Abstract 166: Endothelial Overexpression of LOX-1 Increases Stroke Size in vivo
Background— Stroke is one of the most common causes of death and long term disability worldwide primarily affecting the elderly population. Lectin-like oxidized LDL receptor 1 (LOX-1) is the receptor for oxidized LDL identified in endothelial cells. Binding of OxLDL to LOX-1 induces several cellular events in endothelial cells, such as activation of transcription factor NF-kB, upregulation of MCP-1, and reduction in intracellular NO. Accumulating evidence suggests that LOX-1 is involved in endothelial dysfunction, inflammation, atherogenesis, myocardial infarction, and intimal thickening after balloon catheter injury. Interestingly, a recent study demonstrated that acetylsalicylic acid (aspirin), which could prevent ischemic stroke, inhibited Ox-LDL-mediated LOX-1 expression in human coronary endothelial cells. The expression of LOX-1 was increased at a transient ischemic core site in the rat middle cerebral artery occlusion model. These data suggest that LOX-1 expression induces atherosclerosis in the brain and is the precipitating cause of ischemic stroke.
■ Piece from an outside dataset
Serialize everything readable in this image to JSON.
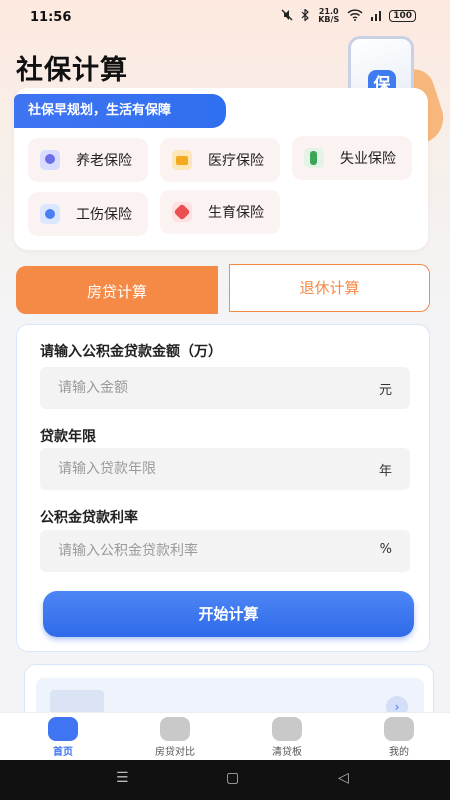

Therefore, the goal of the present study was to investigate the role of endothelial LOX-1 in stroke using experimental mouse model.
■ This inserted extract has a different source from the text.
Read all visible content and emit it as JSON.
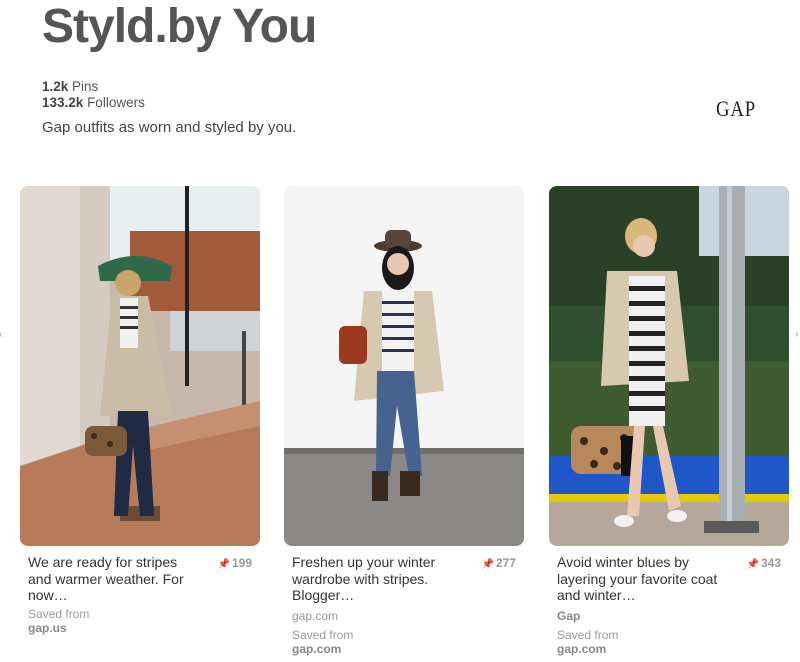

Methods and Results— 12-week-old male LOX-1TG generated recently in our group and wild-type (WT) mice were applied for a transient middle cerebral artery occlusion (MCAO) model to induce ischemia/reperfusion (I/R) brain injury. LOX-1TG mice developed 24h post-MCAO significantly larger infarcts in the brain compared to WT (81.51±8.84 vs. 46.41±10.13, n=7, p < 0.05) as assessed morphologically using Triphenyltetrazolium chloride (TTC) staining. Moreover, LOX-1TG showed higher neurological deficit in RotaRod (35.57±8.92 vs. 66.14±10.63, n=7, p < 0.05) and Bederson tests (2.22±0.14 vs. 1.25±0.30, n=9-12, p < 0.05) - two experimental physiological tests for neurological function.
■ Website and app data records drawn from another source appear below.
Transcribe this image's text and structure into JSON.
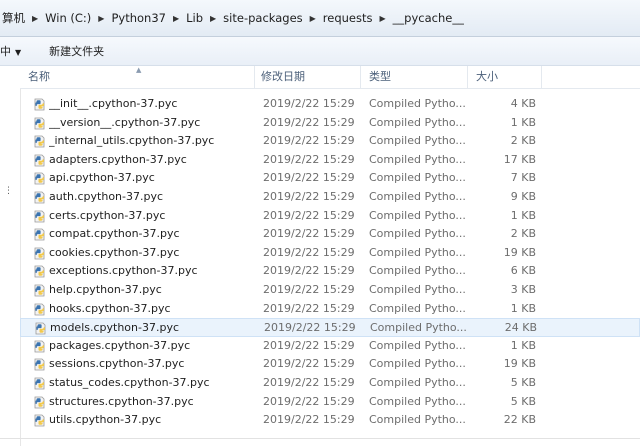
{
  "breadcrumb": {
    "items": [
      "算机",
      "Win (C:)",
      "Python37",
      "Lib",
      "site-packages",
      "requests",
      "__pycache__"
    ]
  },
  "toolbar": {
    "organize_label": "中",
    "new_folder_label": "新建文件夹"
  },
  "columns": {
    "name": "名称",
    "date": "修改日期",
    "type": "类型",
    "size": "大小"
  },
  "icon": "python-compiled-file-icon",
  "colors": {
    "selection": "#eaf3fc",
    "header_text": "#4c607a",
    "meta_text": "#6d6d6d"
  },
  "files": [
    {
      "name": "__init__.cpython-37.pyc",
      "date": "2019/2/22 15:29",
      "type": "Compiled Pytho...",
      "size": "4 KB"
    },
    {
      "name": "__version__.cpython-37.pyc",
      "date": "2019/2/22 15:29",
      "type": "Compiled Pytho...",
      "size": "1 KB"
    },
    {
      "name": "_internal_utils.cpython-37.pyc",
      "date": "2019/2/22 15:29",
      "type": "Compiled Pytho...",
      "size": "2 KB"
    },
    {
      "name": "adapters.cpython-37.pyc",
      "date": "2019/2/22 15:29",
      "type": "Compiled Pytho...",
      "size": "17 KB"
    },
    {
      "name": "api.cpython-37.pyc",
      "date": "2019/2/22 15:29",
      "type": "Compiled Pytho...",
      "size": "7 KB"
    },
    {
      "name": "auth.cpython-37.pyc",
      "date": "2019/2/22 15:29",
      "type": "Compiled Pytho...",
      "size": "9 KB"
    },
    {
      "name": "certs.cpython-37.pyc",
      "date": "2019/2/22 15:29",
      "type": "Compiled Pytho...",
      "size": "1 KB"
    },
    {
      "name": "compat.cpython-37.pyc",
      "date": "2019/2/22 15:29",
      "type": "Compiled Pytho...",
      "size": "2 KB"
    },
    {
      "name": "cookies.cpython-37.pyc",
      "date": "2019/2/22 15:29",
      "type": "Compiled Pytho...",
      "size": "19 KB"
    },
    {
      "name": "exceptions.cpython-37.pyc",
      "date": "2019/2/22 15:29",
      "type": "Compiled Pytho...",
      "size": "6 KB"
    },
    {
      "name": "help.cpython-37.pyc",
      "date": "2019/2/22 15:29",
      "type": "Compiled Pytho...",
      "size": "3 KB"
    },
    {
      "name": "hooks.cpython-37.pyc",
      "date": "2019/2/22 15:29",
      "type": "Compiled Pytho...",
      "size": "1 KB"
    },
    {
      "name": "models.cpython-37.pyc",
      "date": "2019/2/22 15:29",
      "type": "Compiled Pytho...",
      "size": "24 KB",
      "selected": true
    },
    {
      "name": "packages.cpython-37.pyc",
      "date": "2019/2/22 15:29",
      "type": "Compiled Pytho...",
      "size": "1 KB"
    },
    {
      "name": "sessions.cpython-37.pyc",
      "date": "2019/2/22 15:29",
      "type": "Compiled Pytho...",
      "size": "19 KB"
    },
    {
      "name": "status_codes.cpython-37.pyc",
      "date": "2019/2/22 15:29",
      "type": "Compiled Pytho...",
      "size": "5 KB"
    },
    {
      "name": "structures.cpython-37.pyc",
      "date": "2019/2/22 15:29",
      "type": "Compiled Pytho...",
      "size": "5 KB"
    },
    {
      "name": "utils.cpython-37.pyc",
      "date": "2019/2/22 15:29",
      "type": "Compiled Pytho...",
      "size": "22 KB"
    }
  ]
}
Conclusions— Thus, our data suggest that LOX-1 plays a critical role in the ischemic stroke when expressed at unphysiological levels. Such LOX-1-associated phenotype could be due to the endothelial dysfunction. Therefore, LOX-1 may represent novel therapeutic targets for preventing ischemic stroke.
- © 2013 by American Heart Association, Inc.